» Exercise goal
Below are the entries. Print only the lines starting at the one with "Decode this image" and ending at the one with "Convert this screenshot", exactly, with no pictures.

» Information given
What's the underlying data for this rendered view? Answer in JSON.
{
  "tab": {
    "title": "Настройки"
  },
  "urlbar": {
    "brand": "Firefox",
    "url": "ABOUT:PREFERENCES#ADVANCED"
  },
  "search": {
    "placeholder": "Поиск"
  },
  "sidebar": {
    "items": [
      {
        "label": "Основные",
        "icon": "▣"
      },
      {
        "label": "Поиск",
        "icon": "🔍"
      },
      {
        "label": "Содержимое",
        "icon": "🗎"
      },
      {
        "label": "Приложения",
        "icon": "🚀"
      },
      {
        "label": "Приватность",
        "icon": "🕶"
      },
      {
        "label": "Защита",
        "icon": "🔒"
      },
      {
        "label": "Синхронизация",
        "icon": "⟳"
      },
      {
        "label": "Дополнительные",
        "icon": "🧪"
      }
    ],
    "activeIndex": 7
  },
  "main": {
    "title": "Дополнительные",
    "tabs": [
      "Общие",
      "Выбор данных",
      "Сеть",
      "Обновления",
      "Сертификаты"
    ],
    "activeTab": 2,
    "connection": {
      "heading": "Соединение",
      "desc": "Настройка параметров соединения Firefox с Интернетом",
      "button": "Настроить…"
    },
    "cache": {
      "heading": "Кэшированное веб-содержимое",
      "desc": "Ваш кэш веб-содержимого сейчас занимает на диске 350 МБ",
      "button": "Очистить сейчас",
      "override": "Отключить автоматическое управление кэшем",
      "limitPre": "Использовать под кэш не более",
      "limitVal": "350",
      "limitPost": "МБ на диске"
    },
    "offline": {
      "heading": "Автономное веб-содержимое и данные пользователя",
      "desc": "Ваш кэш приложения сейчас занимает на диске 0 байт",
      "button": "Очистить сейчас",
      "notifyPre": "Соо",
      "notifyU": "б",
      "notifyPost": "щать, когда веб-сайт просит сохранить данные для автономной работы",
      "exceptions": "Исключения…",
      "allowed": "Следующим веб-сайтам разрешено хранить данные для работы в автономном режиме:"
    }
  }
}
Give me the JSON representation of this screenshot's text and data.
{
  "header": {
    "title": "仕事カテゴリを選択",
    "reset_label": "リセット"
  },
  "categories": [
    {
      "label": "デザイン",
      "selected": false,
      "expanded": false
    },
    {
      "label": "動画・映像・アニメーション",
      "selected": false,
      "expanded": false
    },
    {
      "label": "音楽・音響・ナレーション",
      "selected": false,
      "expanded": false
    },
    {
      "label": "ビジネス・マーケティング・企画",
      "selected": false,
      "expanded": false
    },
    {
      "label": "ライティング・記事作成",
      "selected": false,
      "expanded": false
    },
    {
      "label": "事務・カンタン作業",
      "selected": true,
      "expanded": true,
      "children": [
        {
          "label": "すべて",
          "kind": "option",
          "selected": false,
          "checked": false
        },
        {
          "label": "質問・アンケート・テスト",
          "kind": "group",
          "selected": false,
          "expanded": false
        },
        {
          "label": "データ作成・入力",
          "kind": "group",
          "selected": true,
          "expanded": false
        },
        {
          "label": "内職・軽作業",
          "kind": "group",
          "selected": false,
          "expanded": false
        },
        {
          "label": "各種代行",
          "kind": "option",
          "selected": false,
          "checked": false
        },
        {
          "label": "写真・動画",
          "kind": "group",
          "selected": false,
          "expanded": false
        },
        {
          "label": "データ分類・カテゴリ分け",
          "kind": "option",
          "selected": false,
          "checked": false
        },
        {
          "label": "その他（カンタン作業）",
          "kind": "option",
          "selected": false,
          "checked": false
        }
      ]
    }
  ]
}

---

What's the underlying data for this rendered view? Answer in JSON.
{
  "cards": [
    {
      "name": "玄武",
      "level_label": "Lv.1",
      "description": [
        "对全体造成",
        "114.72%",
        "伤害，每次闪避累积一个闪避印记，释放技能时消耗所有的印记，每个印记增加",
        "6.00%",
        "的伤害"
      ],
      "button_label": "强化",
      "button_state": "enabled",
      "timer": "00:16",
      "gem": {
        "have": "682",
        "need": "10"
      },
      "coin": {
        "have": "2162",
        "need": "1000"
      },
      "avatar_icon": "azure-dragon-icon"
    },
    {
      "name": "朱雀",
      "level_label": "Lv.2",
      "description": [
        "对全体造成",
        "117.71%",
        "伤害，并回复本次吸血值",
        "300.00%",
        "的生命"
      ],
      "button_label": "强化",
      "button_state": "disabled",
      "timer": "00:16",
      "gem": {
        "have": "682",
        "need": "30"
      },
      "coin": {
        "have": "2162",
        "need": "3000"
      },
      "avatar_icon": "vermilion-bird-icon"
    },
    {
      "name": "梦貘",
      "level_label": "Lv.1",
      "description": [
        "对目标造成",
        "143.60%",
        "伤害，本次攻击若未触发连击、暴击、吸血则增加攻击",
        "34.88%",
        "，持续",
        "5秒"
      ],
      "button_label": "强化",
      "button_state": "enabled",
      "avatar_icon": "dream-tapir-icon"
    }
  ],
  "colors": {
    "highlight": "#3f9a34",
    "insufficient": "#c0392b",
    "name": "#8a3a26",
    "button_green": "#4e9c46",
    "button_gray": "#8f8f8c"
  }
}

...

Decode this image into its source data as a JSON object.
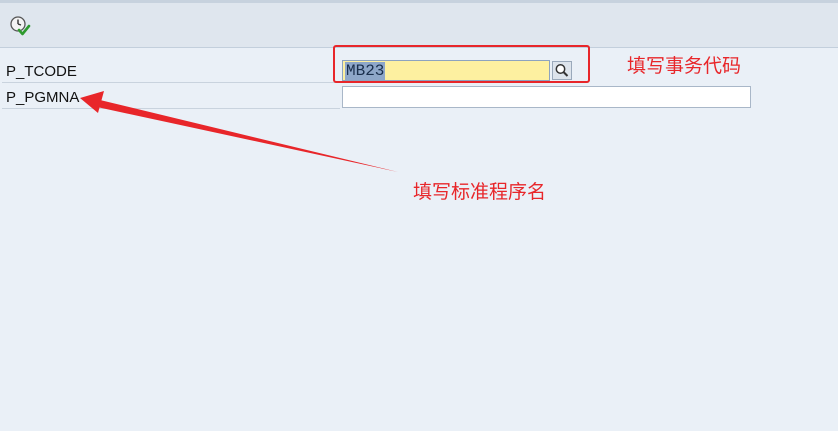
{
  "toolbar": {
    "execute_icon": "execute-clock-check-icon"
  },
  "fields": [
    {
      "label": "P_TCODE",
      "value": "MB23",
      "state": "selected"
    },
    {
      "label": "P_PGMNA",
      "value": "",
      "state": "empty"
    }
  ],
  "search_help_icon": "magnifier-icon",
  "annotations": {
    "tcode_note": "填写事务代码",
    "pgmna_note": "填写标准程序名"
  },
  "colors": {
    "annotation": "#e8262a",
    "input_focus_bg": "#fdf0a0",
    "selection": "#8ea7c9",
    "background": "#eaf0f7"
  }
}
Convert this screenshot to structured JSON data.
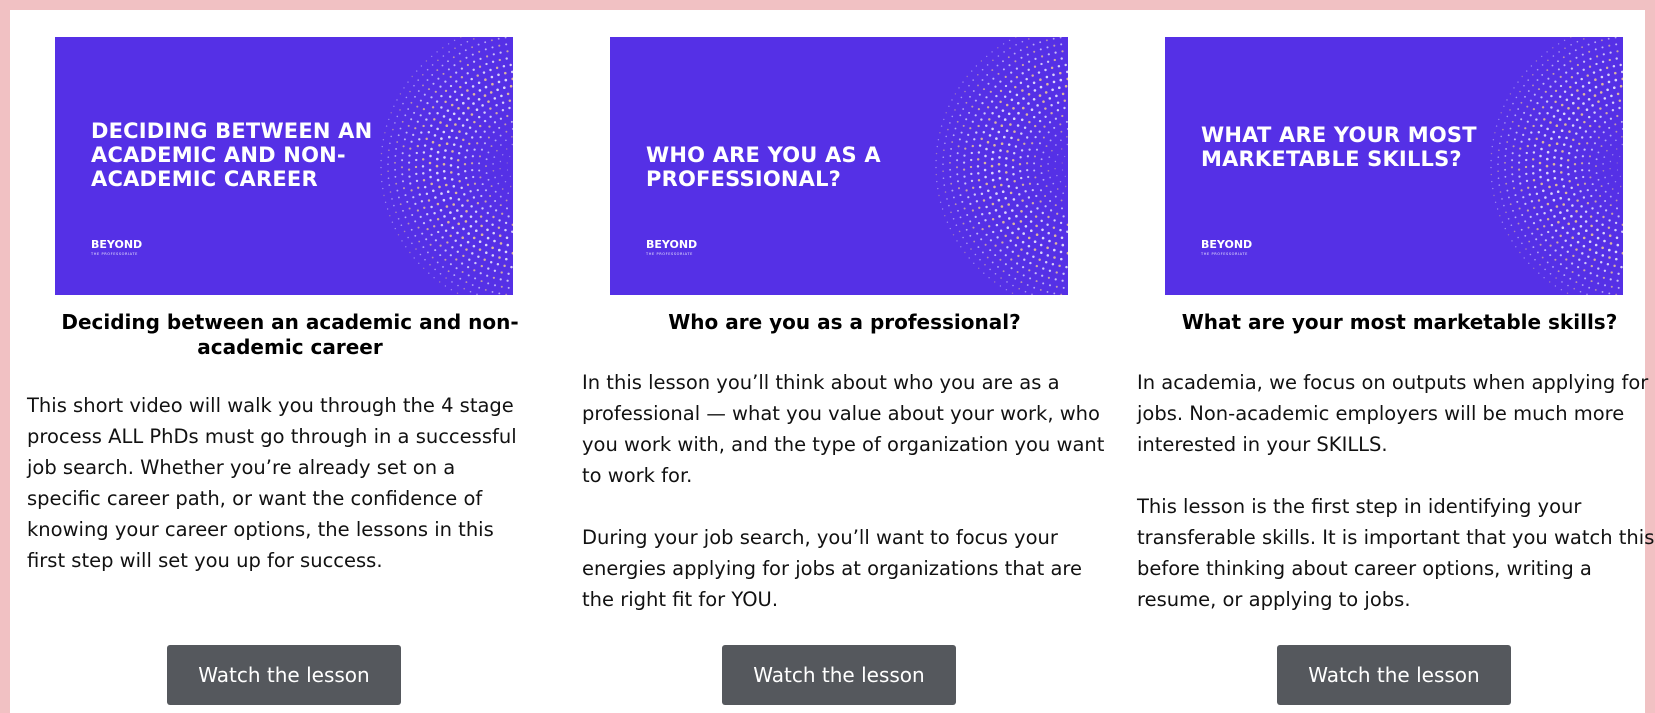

» Exercise answer
Decode this image into its source data as a JSON object.
{
  "toolbar": {
    "execute_icon": "execute-clock-check-icon"
  },
  "fields": [
    {
      "label": "P_TCODE",
      "value": "MB23",
      "state": "selected"
    },
    {
      "label": "P_PGMNA",
      "value": "",
      "state": "empty"
    }
  ],
  "search_help_icon": "magnifier-icon",
  "annotations": {
    "tcode_note": "填写事务代码",
    "pgmna_note": "填写标准程序名"
  },
  "colors": {
    "annotation": "#e8262a",
    "input_focus_bg": "#fdf0a0",
    "selection": "#8ea7c9",
    "background": "#eaf0f7"
  }
}
Convert this screenshot to structured JSON data.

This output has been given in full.